Worried buyers hoard ammunition
Published 12:26 am Thursday, January 29, 2009
Certain types hardto find in Washington
By TED STRONG
Some types of ammunition are becoming difficult to find on gun-store shelves as consumers who fear that new gun-control measures might be implemented soon stock up.
Warren said consumers my get their hands on nearly any type of ammunition, for now, but there may be a wait.
There’s an upswing across the board, but popular sizes of hunting ammunition haven’t been in as short supply as other calibers and gauges, Warren said.
Eddie Stevenson with Madison-based Remington Arms Co. said his company is definitely seeing the upstream face of the buying spree.
So far, the company is holding its own on ammunition production, but there doesn’t seem to be any slackening in customers’ urges to purchase, he said.
Warren said some people are stockpiling ammunition, but the bump in sales is a normal part of the political cycle.
Stevenson said buyers are worried, but they don’t have any specific proposed legislation to point to, yet, that would provide a foundation for their fears.
Warren said buyers are worried that President Obama and Congress will work together to increase taxes on ammunition in a bid to raise revenues and reduce gun use.
Warren said he isn’t alarmed.
Obama supporter Ed Booth, a Beaufort County commissioner and a Democrat, also rejects the notion.
He added: “I know it’s good for the gun dealers … but I don’t think we’ve got anything to worry about.”
Forces other than Obama’s election are causing the increase in ammunition sales, Warren said.
He said supplies of .22-caliber long-rifle ammunition, popular for target shooting and hunting small game, usually hit bottom in January because that type of ammunition is a popular Christmas present.
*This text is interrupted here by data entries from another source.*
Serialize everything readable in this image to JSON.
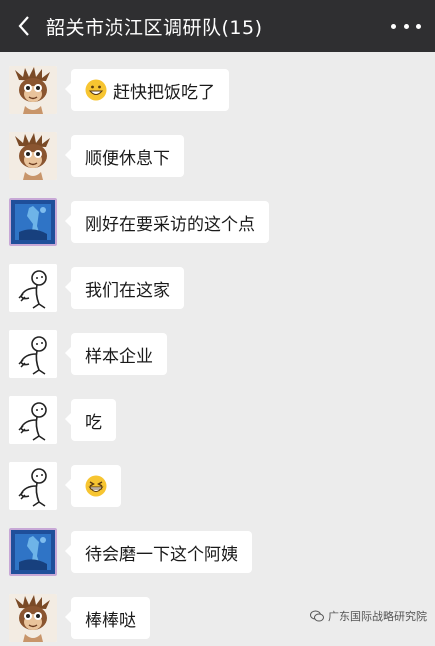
{
  "header": {
    "title": "韶关市浈江区调研队(15)"
  },
  "messages": [
    {
      "avatar": "monkey-avatar",
      "text": "赶快把饭吃了",
      "emoji": "grinning-face-emoji"
    },
    {
      "avatar": "monkey-avatar",
      "text": "顺便休息下"
    },
    {
      "avatar": "blue-painting-avatar",
      "text": "刚好在要采访的这个点"
    },
    {
      "avatar": "stick-figure-avatar",
      "text": "我们在这家"
    },
    {
      "avatar": "stick-figure-avatar",
      "text": "样本企业"
    },
    {
      "avatar": "stick-figure-avatar",
      "text": "吃"
    },
    {
      "avatar": "stick-figure-avatar",
      "text": "",
      "emoji": "grinning-squint-emoji"
    },
    {
      "avatar": "blue-painting-avatar",
      "text": "待会磨一下这个阿姨"
    },
    {
      "avatar": "monkey-avatar",
      "text": "棒棒哒"
    }
  ],
  "watermark": {
    "text": "广东国际战略研究院",
    "icon": "wechat-official-account-icon"
  },
  "colors": {
    "header_bg": "#2f2f31",
    "chat_bg": "#ececec",
    "bubble_bg": "#ffffff",
    "emoji_yellow": "#f7c531"
  }
}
Many children get .22-caliber rifles as their first guns, Warren said.
And demand for .223-caliber ammunition remains high.
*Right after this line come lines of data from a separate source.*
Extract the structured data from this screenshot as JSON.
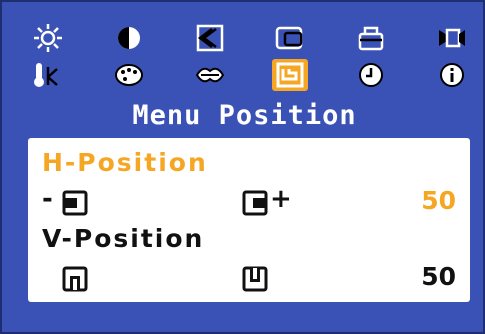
{
  "colors": {
    "background": "#3a52b6",
    "accent": "#f5a623",
    "panel": "#ffffff",
    "text": "#111111"
  },
  "icons_row1": [
    "brightness-icon",
    "contrast-icon",
    "image-lock-icon",
    "image-size-icon",
    "recall-icon",
    "video-icon"
  ],
  "icons_row2": [
    "color-temperature-icon",
    "color-palette-icon",
    "language-icon",
    "menu-position-icon",
    "timer-icon",
    "information-icon"
  ],
  "selected_icon": "menu-position-icon",
  "menu": {
    "title": "Menu Position"
  },
  "h_position": {
    "label": "H-Position",
    "minus": "-",
    "plus": "+",
    "value": "50"
  },
  "v_position": {
    "label": "V-Position",
    "value": "50"
  }
}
That ammunition, which is similar to the 5.56-mm cartridge used by NATO militaries, including the U.S. military, is one of the fastest-growing sectors of the firearms market, Stevenson said.
He said the demand for .223-caliber ammunition isn’t just tied to the wars in Iraq and Afghanistan. He also attributed the demand to the increasing popularity of “tactical” gear, which is typically designed along military lines, with other groups.
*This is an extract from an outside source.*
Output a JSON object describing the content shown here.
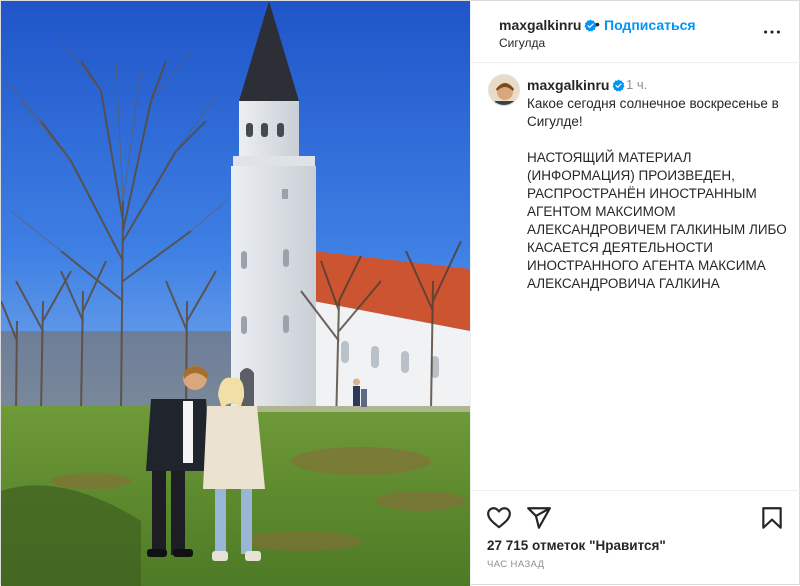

One of the most popular, and most iconic, tactical guns is the AR-15, the semi-automatic civilian version of the M-16. Remington is owned by the same company that owns Bushmaster Firearms International, which makes the AR-15.
As these streams of demand peak simultaneously, the price of ammunition is finally leveling off, Warren said. The price of ammunition has nearly doubled in the last year and a half, he said.
Stevenson said the cost of raw materials, which had driven the price spike, are finally starting to back off from their earlier highs.